The keys to successful ‘prenuptial-type’ protocols of this kind are:
Comrehensiveness – i.e. any written terms being suficent to cover most or all of the usual sticking points which any experienced developer will know are commonplace arising in the course of working on projects
Clarity of language – i.e. that there in minimum room in writen terms for ‘other interpretations’ or ‘escape hatches’ or else plain fudging becuase of exploitations of vagarires.
Equity of approach – i.e. the terms are fair and balanced; apply whereever appropriate to all parties; demand nothing onerous or drastic excepting in conditions governming extreme situations arising and so are proportional. Where there is room for reasonable doubt on an issue; it is a good because generous policy for the disadvantaged party to allow a benefit of the doubt to the other parties.
Firm answers/courses of action for hypothetical situations foreseen arising – i.e. do not shy away fromcommonplace worst case scenarios – but instead takle th epossibility of the in the shape of rules, protocols, time constraints, recompense, sufficiency of redress/recovery.
Nothing redundant – i.e. be as brief as clarity and comprehensiveness will allow
Setting Agreed and Understood Expectations – i.e. which should be matched with wholehearted commitment to fuflling these when situations arise
Setting Boundaries – i.e. over which parties do not step and were they to step over one of them then set….
Penalties kick in – i.e. and these are concretely expressed and definite in their execution and effects.
Some examples of the kinds of things which are the nitty-gritty, the detail of such key components of up-front Agreements; that is, actual terms and the set expectations etc, themselves will be laid out in another aritcle in this series; together with possibly an instance of such an Agreement which Anomalist Design LLC has used with some success in the course of its working life.
Should you not feel confident about your abilities for drafting such a set of terms; there are web entities which for a small fee are willing to scan and consider your draft|(s) and offer good hints and advice on how to tighten them up and make them good.
Do not duck out altogether and leave it to your admin to deal with writing such items. You need to be initmately familiar with their contents, and with what you are in fact committing to when you sign.
Your efforts at practicing making such documents are able to add clarity to your own vision for the project in hand, and has many such ‘spin-offs’ of benefit to you in clarifying your role(s) in the works. Coninuing perseverance in drafting such documents also will bring little by little greater clarity and penetration to your other written documents; specs and requirement docs, etc; and even to your abilities to envisage routes down which to follow so as to architect projects in general.
The rule here is a general life rule: Nothing, no experience is wasted; whether good or bad, success or failure, loss of gain; all is grist to the mill for the person who is happy to examine his/her experience and draw the life-lessons arising from their examination.
More is to follow. Watch this space.
You can also find this article at our anomalist design blog: http://blog.anomalistdesign.com/the-developer-client-relations-1-setting-expectations/

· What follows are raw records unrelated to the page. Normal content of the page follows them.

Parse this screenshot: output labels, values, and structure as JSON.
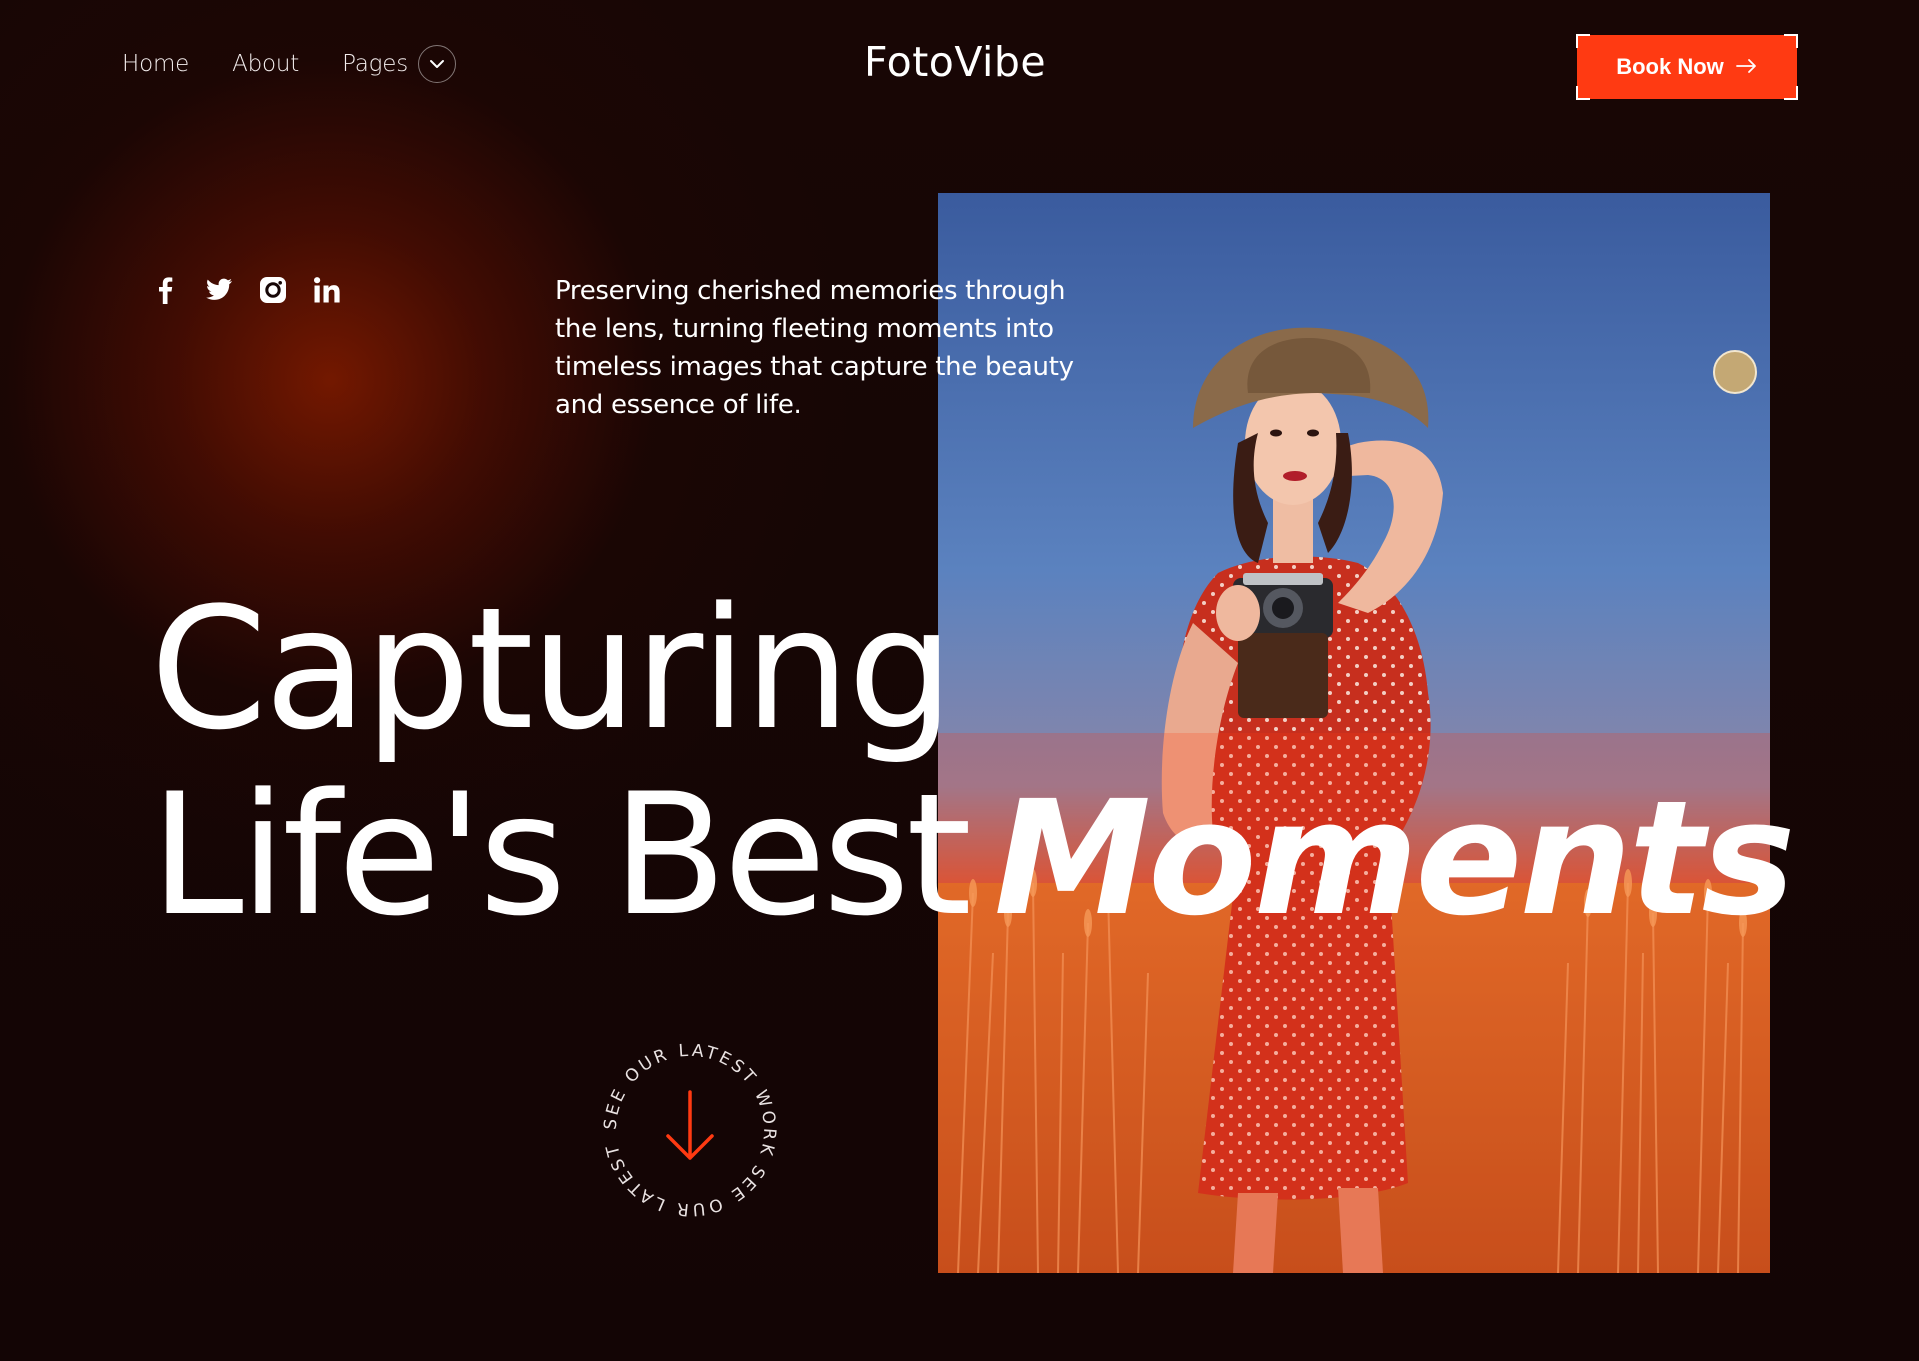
{
  "nav": {
    "links": [
      {
        "label": "Home"
      },
      {
        "label": "About"
      },
      {
        "label": "Pages"
      }
    ],
    "brand": "FotoVibe",
    "cta_label": "Book Now"
  },
  "social": {
    "icons": [
      "facebook-icon",
      "twitter-icon",
      "instagram-icon",
      "linkedin-icon"
    ]
  },
  "intro": {
    "text": "Preserving cherished memories through the lens, turning fleeting moments into timeless images that capture the beauty and essence of life."
  },
  "hero": {
    "line1": "Capturing",
    "line2_light": "Life's Best",
    "line2_bold": "Moments"
  },
  "badge": {
    "text": "SEE OUR LATEST WORK  SEE OUR LATEST WORK  "
  },
  "colors": {
    "accent": "#ff3a12",
    "background": "#150606",
    "glow": "#7a1900",
    "dot": "#c4a874"
  }
}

This article is also posted at my linkedin: https://www.linkedin.com/pulse/developer-client-relations-1-setting-expectations-matthew-raymer?trk=v-feed&lipi=urn%3Ali%3Apage%3Ad_flagship3_detail_base%3BZH4yLq1wKVArv4WHgablvQ%3D%3D